- Am I guaranteed the use of my unit every year? What are the rules around reserving my unit? Could those rules change? If so, who has the right to change those rules, and do I get any say?
Even if you buy a timeshare with every-year use rights, you should check on how far in advance you have to reserve it. You may have the right to use a specific unit or a class of units, and your rights may be subject to availability. There may be people with more rights than you who can reserve their units before you even have a chance to make a reservation. If you want to actually use the timeshare you’re buying, make sure you know all of the rules inside and out.
There are a few more questions for you to consider before you buy. Salespeople may or may not be able to answer them for you, but either way, doing a little research on your own is essential before you buy.
- Can you get a better deal by buying resale rather than from the developer?
Timeshare owners use sites such as Redweek.com to sell their timeshares. As of December 6, 2016, Redweek.com was advertising units at the Sheraton Vistana Resort in Orlando, Florida for the prices listed below:
|Price||Annual Maintenance Fees||Week (Season)||Use||Type||Unit view||Bedrms||Baths||Sleeps|
- What will the total cost of your vacations be, including mortgage payments, travel costs, annual fees and taxes, closing costs, broker commissions and finance charges?
In the heat of the moment, it can be hard to remember all the costs that go into owning a timeshare. Don’t let anyone pressure you into buying before you have a chance to sit down and think through all of the costs.
- Are you being pushed to act on impulse? Would you be more comfortable if you waited to sign a contract until talking with a real estate or legal professional?
Getting an outside opinion from an experienced professional is definitely a good idea before you buy anything as expensive as a timeshare. Do not allow yourself to be rushed. Don’t let anyone tell you that if you don’t say “yes” today, that you can’t get another good deal tomorrow. Don’t give your money to someone who is trying to pressure you instead of respecting your right to know what you’re getting into.
- Are you assuming the timeshare is an investment that will grow in value?
Timeshares generally do not appreciate the way other real estate does. In fact, a disclosure statement for a Vistana timeshare specifically states “Purchases should be made for personal use and enjoyment and for value as a vacation experience and for spending leisure time, not as an investment or for rental income purposes or for appreciation or for value at resale.”[ix]
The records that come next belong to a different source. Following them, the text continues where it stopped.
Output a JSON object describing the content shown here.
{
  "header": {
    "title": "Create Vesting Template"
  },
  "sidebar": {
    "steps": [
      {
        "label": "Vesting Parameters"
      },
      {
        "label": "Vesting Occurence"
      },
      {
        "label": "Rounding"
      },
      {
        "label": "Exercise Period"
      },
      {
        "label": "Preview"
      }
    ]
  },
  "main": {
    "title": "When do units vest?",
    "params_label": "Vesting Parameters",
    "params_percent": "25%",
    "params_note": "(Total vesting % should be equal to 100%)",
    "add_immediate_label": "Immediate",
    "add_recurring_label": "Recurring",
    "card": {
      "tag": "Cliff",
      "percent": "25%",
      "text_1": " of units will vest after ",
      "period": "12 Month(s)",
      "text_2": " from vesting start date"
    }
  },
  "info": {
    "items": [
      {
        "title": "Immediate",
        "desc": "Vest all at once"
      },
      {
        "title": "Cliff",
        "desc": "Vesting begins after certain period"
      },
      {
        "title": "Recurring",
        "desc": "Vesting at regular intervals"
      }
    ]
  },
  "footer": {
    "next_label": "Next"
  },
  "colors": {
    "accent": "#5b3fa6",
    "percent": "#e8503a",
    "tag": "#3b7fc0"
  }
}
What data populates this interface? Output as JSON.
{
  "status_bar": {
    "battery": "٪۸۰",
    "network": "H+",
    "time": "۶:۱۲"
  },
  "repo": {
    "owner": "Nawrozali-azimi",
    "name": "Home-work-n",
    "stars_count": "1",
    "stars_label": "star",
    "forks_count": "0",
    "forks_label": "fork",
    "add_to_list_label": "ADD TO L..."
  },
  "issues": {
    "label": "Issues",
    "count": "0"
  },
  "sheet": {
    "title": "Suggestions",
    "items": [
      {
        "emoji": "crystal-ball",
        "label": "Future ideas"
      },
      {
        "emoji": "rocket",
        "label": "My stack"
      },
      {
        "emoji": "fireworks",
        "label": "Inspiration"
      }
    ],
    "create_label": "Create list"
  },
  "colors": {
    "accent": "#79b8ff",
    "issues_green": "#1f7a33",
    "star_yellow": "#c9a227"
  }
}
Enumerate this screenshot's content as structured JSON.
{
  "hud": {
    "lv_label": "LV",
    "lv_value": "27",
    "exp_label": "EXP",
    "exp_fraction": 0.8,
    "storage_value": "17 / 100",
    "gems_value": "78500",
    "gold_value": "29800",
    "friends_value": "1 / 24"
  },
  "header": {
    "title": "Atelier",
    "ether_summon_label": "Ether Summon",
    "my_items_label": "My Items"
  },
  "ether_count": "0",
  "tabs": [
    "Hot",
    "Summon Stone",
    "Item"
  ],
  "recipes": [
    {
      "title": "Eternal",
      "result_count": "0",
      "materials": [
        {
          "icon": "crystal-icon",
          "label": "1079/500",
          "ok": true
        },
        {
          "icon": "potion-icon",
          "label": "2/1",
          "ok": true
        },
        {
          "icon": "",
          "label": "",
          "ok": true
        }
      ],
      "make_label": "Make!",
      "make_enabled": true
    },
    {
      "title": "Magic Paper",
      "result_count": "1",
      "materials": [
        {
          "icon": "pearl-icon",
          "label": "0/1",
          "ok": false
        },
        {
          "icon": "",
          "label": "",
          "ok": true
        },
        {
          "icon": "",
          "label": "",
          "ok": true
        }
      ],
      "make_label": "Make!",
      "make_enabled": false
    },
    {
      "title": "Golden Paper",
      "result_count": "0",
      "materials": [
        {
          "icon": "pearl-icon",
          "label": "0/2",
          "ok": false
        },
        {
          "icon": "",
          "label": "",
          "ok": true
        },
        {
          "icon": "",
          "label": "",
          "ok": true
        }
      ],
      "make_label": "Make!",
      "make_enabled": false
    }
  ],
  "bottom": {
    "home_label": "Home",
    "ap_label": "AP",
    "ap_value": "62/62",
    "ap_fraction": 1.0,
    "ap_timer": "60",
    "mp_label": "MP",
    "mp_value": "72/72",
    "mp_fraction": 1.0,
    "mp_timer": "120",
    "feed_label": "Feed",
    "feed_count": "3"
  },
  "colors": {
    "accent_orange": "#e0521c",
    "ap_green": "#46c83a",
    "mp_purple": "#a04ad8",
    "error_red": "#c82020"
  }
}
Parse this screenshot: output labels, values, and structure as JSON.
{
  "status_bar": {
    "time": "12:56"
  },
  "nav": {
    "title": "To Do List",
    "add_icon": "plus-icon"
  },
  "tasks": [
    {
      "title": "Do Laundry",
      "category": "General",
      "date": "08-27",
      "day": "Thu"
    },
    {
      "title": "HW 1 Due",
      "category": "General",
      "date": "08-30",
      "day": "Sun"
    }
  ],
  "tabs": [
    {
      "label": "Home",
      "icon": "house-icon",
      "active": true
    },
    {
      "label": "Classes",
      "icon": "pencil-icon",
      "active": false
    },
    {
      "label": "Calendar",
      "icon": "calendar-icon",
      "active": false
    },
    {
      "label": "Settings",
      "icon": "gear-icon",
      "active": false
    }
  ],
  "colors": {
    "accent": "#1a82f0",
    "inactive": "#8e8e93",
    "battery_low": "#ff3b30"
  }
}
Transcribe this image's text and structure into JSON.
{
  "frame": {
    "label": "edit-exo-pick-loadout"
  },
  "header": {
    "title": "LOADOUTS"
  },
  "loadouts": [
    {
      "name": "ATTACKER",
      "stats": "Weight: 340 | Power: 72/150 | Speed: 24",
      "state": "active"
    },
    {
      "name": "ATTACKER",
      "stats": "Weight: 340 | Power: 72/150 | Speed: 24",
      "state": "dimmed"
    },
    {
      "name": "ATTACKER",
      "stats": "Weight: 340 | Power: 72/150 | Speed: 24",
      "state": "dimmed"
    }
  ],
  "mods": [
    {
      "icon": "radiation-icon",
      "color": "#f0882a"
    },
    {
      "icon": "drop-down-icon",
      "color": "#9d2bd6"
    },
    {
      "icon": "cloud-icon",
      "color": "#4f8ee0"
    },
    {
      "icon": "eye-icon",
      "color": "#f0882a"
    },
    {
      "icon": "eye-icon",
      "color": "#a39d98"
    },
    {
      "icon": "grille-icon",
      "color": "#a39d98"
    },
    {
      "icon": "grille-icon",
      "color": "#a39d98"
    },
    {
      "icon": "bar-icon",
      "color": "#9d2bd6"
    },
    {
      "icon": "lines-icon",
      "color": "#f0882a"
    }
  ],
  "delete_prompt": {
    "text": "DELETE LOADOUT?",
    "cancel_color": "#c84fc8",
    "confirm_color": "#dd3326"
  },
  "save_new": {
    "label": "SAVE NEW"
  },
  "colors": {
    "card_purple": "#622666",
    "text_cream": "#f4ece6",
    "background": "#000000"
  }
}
- Did the above questions get answered to your satisfaction? If not, why not?